**Work required**.
When you spot the word "title" in a line of the data below, copy that line.

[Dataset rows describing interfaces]

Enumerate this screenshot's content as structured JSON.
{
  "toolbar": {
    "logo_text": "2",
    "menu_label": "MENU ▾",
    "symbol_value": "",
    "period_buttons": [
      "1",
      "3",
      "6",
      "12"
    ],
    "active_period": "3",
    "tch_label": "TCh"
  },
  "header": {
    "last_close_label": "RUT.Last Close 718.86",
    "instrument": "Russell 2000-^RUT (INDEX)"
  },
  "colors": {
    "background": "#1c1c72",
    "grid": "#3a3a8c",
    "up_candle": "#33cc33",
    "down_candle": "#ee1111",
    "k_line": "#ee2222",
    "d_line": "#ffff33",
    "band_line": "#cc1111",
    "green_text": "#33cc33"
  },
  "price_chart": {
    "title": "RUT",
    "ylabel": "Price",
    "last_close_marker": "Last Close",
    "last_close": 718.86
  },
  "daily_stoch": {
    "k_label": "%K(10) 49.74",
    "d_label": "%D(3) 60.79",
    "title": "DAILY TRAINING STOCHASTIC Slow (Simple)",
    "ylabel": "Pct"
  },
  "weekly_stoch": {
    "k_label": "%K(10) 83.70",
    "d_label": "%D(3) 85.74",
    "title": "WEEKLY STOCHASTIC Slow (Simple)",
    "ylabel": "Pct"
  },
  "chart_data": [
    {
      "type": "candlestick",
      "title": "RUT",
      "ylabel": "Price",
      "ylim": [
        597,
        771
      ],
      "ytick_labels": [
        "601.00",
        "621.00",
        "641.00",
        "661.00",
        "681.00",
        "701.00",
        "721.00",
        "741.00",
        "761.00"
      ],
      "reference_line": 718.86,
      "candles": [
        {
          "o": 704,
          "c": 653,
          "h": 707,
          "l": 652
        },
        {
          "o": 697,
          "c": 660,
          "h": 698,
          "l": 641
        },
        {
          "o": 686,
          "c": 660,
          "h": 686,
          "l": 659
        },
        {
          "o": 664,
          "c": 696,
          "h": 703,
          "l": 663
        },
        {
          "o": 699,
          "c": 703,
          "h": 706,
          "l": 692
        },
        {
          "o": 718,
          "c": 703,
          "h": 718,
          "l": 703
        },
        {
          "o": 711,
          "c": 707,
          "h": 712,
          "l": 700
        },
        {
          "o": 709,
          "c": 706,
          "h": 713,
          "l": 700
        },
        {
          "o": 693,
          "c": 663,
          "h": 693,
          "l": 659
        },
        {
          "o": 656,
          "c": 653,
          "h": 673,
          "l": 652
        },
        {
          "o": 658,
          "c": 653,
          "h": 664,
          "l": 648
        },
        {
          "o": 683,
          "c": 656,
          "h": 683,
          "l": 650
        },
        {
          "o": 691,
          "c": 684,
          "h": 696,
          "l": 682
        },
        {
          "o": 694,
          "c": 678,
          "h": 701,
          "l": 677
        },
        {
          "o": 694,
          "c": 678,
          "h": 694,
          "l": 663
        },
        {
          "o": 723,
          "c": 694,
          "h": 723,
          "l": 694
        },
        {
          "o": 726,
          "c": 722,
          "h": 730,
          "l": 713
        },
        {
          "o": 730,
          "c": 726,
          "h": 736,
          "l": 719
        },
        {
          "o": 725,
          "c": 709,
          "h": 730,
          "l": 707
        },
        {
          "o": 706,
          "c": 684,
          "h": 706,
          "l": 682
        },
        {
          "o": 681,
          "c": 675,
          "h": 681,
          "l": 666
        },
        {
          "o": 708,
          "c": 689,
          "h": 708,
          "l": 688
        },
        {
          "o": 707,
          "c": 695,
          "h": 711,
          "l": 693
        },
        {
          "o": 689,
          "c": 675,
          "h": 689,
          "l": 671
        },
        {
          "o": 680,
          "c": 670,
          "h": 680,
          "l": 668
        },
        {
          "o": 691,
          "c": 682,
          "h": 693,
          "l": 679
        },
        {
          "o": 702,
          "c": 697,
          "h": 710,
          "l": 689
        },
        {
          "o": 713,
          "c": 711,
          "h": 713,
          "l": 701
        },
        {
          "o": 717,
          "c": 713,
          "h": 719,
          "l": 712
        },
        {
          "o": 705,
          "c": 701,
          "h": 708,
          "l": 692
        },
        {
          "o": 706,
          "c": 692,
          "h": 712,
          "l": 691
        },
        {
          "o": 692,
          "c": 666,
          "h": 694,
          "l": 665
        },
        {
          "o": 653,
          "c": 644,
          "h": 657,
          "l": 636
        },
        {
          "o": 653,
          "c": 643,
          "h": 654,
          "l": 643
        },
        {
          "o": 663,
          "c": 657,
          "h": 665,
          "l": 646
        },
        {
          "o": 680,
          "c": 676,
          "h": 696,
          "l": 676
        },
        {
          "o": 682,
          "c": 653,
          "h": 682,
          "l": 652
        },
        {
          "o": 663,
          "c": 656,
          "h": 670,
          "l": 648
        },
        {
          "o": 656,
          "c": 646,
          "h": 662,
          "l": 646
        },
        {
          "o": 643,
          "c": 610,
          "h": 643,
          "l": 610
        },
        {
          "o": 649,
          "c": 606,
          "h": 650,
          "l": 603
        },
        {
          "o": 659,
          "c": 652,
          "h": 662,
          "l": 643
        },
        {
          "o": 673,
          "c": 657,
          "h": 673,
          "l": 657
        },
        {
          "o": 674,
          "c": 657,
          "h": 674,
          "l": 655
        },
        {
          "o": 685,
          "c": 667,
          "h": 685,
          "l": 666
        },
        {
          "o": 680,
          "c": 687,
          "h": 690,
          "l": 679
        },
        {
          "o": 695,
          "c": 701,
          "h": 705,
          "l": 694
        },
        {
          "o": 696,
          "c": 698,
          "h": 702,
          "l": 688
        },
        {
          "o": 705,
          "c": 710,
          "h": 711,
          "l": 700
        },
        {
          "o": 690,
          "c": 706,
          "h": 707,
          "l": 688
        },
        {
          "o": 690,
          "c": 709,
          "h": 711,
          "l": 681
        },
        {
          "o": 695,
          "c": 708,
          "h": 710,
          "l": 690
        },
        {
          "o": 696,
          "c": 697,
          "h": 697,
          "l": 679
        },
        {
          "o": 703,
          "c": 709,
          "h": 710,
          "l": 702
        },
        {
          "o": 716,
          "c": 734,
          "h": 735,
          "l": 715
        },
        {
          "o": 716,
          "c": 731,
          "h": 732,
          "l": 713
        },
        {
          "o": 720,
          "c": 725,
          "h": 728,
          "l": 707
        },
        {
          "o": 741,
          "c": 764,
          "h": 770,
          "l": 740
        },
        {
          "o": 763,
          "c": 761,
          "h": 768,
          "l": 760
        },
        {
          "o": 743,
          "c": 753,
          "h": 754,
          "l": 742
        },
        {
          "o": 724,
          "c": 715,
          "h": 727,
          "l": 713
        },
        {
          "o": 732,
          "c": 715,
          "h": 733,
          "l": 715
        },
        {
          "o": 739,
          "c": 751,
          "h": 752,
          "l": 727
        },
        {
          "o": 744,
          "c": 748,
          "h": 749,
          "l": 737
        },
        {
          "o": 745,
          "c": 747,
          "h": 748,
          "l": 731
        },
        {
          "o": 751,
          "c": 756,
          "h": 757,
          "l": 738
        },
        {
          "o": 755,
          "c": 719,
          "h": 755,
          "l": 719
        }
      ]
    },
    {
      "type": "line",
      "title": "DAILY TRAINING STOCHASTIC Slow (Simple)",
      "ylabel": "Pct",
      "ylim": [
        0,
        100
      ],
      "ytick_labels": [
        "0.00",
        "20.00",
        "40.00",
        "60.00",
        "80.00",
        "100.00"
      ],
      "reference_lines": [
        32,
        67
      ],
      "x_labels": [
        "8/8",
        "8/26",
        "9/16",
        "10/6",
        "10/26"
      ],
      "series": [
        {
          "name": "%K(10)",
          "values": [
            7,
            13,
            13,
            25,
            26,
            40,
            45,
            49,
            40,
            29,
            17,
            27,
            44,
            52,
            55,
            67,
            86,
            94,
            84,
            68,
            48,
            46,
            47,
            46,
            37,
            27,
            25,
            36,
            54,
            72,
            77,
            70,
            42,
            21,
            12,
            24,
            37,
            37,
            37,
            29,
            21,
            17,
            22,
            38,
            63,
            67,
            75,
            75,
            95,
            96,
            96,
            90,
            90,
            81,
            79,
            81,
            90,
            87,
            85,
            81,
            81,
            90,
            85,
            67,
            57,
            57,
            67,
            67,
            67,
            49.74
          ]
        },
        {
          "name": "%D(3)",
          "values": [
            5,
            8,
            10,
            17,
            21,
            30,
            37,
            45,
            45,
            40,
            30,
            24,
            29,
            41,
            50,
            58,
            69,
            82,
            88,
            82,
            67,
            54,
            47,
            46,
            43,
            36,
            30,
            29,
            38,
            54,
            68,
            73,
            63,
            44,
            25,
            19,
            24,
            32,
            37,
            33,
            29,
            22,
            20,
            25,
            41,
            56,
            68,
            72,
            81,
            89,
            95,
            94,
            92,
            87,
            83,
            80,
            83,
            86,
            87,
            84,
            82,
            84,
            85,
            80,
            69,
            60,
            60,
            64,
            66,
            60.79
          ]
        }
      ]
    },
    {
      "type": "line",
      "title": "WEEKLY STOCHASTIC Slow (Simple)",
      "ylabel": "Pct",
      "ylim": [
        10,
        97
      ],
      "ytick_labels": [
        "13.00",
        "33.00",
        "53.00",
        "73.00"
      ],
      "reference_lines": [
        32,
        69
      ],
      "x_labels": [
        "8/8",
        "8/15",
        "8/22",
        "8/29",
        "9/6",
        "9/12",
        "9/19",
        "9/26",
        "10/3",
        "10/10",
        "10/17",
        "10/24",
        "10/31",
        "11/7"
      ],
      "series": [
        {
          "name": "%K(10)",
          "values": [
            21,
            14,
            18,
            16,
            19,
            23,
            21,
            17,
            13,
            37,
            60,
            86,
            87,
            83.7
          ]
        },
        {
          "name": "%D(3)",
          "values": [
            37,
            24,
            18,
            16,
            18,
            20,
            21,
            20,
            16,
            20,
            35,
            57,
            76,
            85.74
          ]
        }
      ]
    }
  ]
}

**Expected output**.
    "title": "RUT",
    "title": "DAILY TRAINING STOCHASTIC Slow (Simple)",
    "title": "WEEKLY STOCHASTIC Slow (Simple)",
      "title": "RUT",
      "title": "DAILY TRAINING STOCHASTIC Slow (Simple)",
      "title": "WEEKLY STOCHASTIC Slow (Simple)",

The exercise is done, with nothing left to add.